Race is largely defined in terms of power. Dolezal occupied and dominated spaces ostensibly reserved for people who had life-long experiences of racial marginalization and disenfranchisement. And she needlessly fooled people who would have embraced her activism regardless of her racial identity (as numerous folks have pointed out, some of the NAACP’s founding members were white). Unlike those blacks who have attempted to “pass” in order to access the advantages of full citizenship in the United States, in this charade, Dolezal risked her reputation, not her life.
In some ways, it’s understandable that Dolezal might have wanted to distance herself from white identity. Whiteness in American society usurps and eroded ethnic, national, and cultural difference. In America, Irish, Jewish and Italian people became white over time, a process that subordinated their prior identities, loyalties, and cultural traditions. More than that, whiteness survived through brutal and bloody regulation and enforcement. And no doubt being born to parents who spent three years living in a teepee helped make cultural appropriation seem to Rachel a viable lifestyle choice.
But that doesn’t make her black. The term “transracial” comes from a larger context of transracial adoption, of people caring for children of different racial identities than their own. Inherent to the idea of transracial adoption is the question of how to build families across difference, not how to circumvent, ignore, or misrepresent it.
And transgender identity, too, is not about lying or deceiving people. Being a transgender person exposes the mutability of gender, it doesn’t exploit it. Being a transgender person is largely about escaping the social, physiological, and mental torture that comes with pretending to be the gender that society deems appropriate. Transgender identity is not about evading either subordination or privilege—as Janet Mock puts it, transitioning to a different gender helped her match her body to “the vision I had of myself”.

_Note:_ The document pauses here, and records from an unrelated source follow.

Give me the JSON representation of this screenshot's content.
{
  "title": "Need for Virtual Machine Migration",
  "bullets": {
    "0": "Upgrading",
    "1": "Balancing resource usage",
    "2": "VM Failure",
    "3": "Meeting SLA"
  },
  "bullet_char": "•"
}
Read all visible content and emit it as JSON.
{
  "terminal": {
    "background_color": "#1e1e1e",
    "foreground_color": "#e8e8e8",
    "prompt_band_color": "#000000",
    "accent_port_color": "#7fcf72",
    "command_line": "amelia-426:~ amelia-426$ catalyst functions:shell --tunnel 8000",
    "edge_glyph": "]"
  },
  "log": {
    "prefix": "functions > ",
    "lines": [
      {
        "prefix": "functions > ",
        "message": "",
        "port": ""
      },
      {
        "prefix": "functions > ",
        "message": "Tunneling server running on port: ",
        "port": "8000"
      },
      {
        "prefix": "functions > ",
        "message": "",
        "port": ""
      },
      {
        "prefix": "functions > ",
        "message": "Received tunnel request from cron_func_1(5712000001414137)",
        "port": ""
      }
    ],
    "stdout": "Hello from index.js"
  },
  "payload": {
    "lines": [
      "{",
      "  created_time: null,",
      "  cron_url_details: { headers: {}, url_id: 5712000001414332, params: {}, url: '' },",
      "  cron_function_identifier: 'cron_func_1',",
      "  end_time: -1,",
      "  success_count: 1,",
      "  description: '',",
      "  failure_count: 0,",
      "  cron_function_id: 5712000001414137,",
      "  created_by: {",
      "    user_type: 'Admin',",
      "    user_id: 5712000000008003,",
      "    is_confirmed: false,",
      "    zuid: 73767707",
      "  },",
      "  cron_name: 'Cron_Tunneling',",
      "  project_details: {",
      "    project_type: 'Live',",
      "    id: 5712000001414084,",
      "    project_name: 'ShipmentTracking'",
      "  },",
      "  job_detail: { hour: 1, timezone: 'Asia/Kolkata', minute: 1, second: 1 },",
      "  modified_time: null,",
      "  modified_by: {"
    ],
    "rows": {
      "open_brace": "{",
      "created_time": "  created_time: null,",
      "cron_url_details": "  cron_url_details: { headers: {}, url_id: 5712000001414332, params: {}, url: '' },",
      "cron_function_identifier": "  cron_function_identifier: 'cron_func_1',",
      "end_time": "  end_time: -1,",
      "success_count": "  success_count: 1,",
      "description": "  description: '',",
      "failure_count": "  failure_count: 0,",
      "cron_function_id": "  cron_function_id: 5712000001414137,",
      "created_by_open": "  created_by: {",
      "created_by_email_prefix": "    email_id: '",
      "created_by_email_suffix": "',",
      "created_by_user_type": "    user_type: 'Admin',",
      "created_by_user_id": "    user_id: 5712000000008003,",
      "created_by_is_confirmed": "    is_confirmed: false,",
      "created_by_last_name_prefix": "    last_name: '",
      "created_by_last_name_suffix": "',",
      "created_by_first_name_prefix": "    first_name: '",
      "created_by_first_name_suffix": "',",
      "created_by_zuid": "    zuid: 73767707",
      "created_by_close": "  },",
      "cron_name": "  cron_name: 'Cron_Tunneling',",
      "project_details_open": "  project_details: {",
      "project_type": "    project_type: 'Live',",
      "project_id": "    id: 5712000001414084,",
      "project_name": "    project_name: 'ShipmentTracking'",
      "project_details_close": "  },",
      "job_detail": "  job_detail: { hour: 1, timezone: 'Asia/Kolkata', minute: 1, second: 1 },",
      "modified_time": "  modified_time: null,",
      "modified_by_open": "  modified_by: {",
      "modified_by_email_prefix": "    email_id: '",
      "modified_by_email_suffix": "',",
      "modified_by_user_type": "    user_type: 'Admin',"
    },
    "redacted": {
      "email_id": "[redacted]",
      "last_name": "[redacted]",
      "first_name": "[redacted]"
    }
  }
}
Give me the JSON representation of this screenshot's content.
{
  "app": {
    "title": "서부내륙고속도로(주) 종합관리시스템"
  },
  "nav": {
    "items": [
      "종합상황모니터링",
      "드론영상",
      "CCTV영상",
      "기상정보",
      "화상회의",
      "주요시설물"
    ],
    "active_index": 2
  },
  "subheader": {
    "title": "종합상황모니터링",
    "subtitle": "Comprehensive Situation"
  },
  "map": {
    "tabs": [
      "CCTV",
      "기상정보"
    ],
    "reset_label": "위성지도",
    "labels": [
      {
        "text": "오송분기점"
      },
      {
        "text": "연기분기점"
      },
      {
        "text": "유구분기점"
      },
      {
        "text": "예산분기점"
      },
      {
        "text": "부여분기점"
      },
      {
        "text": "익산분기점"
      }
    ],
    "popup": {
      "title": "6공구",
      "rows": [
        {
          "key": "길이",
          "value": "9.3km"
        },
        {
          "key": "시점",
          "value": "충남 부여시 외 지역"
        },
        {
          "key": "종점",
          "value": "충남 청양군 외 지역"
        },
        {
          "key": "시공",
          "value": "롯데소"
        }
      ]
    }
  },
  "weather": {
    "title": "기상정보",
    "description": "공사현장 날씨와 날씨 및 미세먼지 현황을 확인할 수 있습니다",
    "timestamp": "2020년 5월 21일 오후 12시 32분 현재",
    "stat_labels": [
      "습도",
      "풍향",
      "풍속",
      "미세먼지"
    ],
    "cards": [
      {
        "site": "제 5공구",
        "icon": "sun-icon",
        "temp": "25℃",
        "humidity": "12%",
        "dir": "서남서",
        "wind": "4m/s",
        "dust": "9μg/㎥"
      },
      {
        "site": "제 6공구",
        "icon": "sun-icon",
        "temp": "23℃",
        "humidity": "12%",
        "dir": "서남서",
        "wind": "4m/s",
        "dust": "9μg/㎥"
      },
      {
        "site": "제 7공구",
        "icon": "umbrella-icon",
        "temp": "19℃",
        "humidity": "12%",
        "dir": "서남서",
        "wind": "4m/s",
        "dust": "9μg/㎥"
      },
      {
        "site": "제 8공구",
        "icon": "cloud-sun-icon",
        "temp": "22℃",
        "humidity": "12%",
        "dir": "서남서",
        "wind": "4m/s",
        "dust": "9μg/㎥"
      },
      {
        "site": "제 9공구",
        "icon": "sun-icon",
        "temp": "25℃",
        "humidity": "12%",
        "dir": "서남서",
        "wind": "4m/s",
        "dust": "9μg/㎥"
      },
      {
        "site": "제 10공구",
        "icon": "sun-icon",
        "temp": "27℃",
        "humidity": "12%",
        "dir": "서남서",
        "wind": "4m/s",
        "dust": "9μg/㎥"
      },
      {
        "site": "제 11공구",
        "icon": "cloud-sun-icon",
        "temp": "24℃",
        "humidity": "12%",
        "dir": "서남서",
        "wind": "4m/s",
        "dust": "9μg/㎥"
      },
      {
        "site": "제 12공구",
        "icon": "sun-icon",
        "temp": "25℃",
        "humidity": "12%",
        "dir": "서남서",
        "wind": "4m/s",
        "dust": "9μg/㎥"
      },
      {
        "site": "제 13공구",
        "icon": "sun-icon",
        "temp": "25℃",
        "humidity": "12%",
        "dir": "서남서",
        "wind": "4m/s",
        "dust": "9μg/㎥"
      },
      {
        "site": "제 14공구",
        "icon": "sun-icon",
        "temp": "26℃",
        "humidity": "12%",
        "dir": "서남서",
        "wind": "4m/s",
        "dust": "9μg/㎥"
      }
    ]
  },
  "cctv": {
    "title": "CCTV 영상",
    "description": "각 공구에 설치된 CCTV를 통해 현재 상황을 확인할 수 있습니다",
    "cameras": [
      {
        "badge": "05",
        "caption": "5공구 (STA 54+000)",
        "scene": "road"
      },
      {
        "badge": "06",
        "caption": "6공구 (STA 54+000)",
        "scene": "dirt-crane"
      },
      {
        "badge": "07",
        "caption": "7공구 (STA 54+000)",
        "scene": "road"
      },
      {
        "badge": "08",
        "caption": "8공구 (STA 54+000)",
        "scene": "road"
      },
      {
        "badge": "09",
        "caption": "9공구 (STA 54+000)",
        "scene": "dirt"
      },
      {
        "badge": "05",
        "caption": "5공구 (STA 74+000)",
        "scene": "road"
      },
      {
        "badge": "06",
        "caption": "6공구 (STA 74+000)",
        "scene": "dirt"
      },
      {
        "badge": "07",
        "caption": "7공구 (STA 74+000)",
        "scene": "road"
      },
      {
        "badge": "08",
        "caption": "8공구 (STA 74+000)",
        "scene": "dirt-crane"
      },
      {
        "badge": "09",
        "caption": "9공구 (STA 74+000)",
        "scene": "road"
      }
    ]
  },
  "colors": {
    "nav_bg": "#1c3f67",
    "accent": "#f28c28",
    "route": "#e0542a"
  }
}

To conflate trans folks with Dolezal gives credence to the deepest, most malicious lie there is about transgender identity and queer sexuality—that they are deceitful. Being a transgender person is not about misleading the world about your past, in terms of your lineage, upbringing, history, and experiences. It is not about denying who you once were and any advantages you may have had, personally and filtered down through generations. Increasingly, it seems this is exactly what Rachel Dolezal has done through untruths about her life and her experience.